▸ **THE DATA**:
* * *

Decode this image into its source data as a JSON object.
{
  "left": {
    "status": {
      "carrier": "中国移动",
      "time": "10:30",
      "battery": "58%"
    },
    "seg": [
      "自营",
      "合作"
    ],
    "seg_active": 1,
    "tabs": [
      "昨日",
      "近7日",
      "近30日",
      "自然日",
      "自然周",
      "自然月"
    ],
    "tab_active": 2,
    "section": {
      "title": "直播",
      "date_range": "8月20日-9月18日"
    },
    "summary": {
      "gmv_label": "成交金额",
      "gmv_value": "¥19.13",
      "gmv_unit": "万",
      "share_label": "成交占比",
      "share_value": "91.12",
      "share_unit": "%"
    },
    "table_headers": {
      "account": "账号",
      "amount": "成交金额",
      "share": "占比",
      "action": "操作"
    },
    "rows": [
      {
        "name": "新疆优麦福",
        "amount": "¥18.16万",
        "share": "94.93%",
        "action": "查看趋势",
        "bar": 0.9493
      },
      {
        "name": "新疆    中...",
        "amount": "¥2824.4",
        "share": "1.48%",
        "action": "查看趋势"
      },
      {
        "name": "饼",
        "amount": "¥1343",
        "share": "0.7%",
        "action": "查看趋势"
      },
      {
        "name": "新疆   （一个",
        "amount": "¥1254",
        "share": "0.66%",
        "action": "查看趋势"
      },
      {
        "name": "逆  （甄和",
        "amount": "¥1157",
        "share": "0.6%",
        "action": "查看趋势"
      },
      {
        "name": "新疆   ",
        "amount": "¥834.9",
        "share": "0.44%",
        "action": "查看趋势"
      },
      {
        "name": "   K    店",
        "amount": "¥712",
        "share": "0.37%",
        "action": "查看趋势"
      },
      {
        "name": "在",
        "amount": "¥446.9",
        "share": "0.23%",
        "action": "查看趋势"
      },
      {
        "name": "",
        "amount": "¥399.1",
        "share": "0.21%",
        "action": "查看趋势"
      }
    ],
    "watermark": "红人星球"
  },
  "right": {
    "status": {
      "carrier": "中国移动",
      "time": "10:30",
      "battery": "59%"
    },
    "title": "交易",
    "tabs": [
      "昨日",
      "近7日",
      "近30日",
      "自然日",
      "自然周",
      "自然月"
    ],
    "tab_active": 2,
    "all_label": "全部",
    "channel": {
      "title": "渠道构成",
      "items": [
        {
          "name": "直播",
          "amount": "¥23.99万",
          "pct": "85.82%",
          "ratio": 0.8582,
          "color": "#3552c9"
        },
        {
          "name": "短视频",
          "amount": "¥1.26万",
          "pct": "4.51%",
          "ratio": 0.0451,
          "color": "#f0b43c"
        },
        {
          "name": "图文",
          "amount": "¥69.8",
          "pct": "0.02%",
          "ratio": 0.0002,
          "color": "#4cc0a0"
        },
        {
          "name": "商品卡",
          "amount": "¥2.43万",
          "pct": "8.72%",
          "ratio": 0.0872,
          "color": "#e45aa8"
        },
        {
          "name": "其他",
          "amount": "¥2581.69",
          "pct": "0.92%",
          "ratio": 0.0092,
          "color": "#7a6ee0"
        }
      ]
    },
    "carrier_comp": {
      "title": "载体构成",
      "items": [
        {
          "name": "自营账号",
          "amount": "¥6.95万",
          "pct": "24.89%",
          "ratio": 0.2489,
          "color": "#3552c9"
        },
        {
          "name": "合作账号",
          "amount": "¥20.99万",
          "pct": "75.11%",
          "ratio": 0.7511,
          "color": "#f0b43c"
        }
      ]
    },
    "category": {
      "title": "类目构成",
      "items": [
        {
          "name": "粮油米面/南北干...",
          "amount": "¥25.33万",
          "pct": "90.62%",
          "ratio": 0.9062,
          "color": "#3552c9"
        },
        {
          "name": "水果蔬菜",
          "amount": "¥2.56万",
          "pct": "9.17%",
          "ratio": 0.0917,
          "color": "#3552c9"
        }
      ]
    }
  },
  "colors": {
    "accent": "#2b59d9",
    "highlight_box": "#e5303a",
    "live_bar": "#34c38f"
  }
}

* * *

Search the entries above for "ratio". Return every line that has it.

▸ **REPLY TO THE TASK**:
          "ratio": 0.8582,
          "ratio": 0.0451,
          "ratio": 0.0002,
          "ratio": 0.0872,
          "ratio": 0.0092,
          "ratio": 0.2489,
          "ratio": 0.7511,
          "ratio": 0.9062,
          "ratio": 0.0917,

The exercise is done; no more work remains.